1)      Essential Unity    In churches today, there tends to be this “us against them mentality”. If you’re not a Protestant, Baptist, Episcopalian, Methodist, Seventh Day Adventist, Pentecostal, Catholic, or eve Non-Denominational, then you’re obviously not doing church “correctly”.  Each prescribing to their teaching and worship styles over the other. At the Con, I was among a variety of Geeks in those three days. There were Harry Potter Geeks, Star Wars Geeks, Trekkies/Trekkers (they know the difference where I do not), Gamers, costumers, artists…you name it! And over the years, I never once saw or heard from any of those factions’ attempts to try to convince a person that their brand of fandom was superior to another.  I didn’t see the Star Trek fan poking a Star Wars fan in the chest proclaiming Spock is wiser than Yoda or that Luke can flip circles around Kirk…which, by the way, He can… there were no contentions.  In the grand scheme of things, there may have been that kind of debating but I’m sure to say that it was all in fun and never in ostracizing fashion. You see, in this setting, those non- essential items( or preferences) didn’t hinder the essential fun fact that everyone was there to celebrate one thing. We’re all Geeks! Well, that kind of unity attracts. And churches could do a better a job in recognizing how the non- essentials tend to be a divisive obstacle we create for ourselves rather than focusing on the essentials which would enable us to celebrate who we are, lock arms, and share God’s light in a highly effective way. How much more positively influential can we then be? Bottom line, at the Con, denominations sure get along.

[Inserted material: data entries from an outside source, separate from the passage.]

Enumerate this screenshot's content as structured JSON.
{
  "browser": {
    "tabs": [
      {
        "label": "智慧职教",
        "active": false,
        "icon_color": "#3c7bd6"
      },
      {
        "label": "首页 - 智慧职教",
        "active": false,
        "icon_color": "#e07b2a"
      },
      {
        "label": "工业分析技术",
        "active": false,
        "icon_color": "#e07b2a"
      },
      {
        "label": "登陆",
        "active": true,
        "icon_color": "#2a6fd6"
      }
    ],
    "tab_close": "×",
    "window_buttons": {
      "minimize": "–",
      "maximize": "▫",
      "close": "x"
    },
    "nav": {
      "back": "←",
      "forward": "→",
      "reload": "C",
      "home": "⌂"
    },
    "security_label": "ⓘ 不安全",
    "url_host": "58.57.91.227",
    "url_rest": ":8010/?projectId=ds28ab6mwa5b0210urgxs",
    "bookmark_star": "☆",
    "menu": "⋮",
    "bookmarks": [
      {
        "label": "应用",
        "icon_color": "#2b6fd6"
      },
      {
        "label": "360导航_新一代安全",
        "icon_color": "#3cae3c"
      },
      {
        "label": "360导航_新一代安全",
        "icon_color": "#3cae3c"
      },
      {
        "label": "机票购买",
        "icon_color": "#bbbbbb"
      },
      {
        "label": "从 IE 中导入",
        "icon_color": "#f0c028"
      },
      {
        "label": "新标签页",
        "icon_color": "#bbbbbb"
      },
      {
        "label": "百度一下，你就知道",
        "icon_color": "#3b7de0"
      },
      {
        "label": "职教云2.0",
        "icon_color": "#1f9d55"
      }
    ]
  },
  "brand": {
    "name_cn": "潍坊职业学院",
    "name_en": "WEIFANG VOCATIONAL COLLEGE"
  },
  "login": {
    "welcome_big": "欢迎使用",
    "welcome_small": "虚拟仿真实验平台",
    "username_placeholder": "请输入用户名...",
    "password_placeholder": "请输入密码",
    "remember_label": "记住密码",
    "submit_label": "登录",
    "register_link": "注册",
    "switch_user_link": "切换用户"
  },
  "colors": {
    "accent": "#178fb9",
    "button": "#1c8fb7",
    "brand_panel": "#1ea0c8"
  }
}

2)      Knowing Our Subject Matter    Geeks sure know theirs! I can assure you that whatever preference a fellow geek is in to( be it a game, movie, book, art, costumes, or a great Sci-Fi show), it’s not just watched, read about, played, and studied “one” day a week.   The fandom you witness at conventions is “experienced” daily in a geek’s life!  They soak this stuff up to where they know “who” said “what” played by “you know who”  on episode “so and so”  which aired on channel  “something- something” back in 1976 and it doesn’t stop there!  They know their movies, directors, books, and authors and on and on and on! And they breathe it to the point where it’s part of their very being. I mean the more they know about it, the more they tend to be fulfilled in sharing it with others just as excited about the subject or to those who’s never heard of it. Believe me, that’s me! Well, how about that? I truly believe we as a church (not the building for corporate Sunday fellowship but as the body of Christ) should absolutely aspire to do likewise! We tend to adopt apathetic beliefs and merely save what we “want to know” for only a Sunday setting. One day a week. Well, if we profess who Christ is in our lives, should we not also commit to the study and historicity of Christendom to the degree where we read it, study it, and breathe it daily? Shouldn’t we also Geek out about it in the same exciting way? And like the Con setting, it takes commitment.  And it should be a commitment that is the result of wanting to understand our history (His Story), grasp its truths and apply it fruitfully to our own lives. Listen the more we can learn, the more we’re likely to share that knowledge in a new, exciting way that can inspire people to consider our proposition and to look into it further rather than leaning on the un-inspiring and lazy “Don’t ask questions, Just accept it on faith” stance.  It can be done but we really need to make an effort to know our subject matter rather than having it dictated by someone who doesnt believe in it. So let’s hit the books!

Stay tuned for 3 & 4 in( part 2 )of what churches can learn from the Dragon Con…

Your Puerto Rican Deacon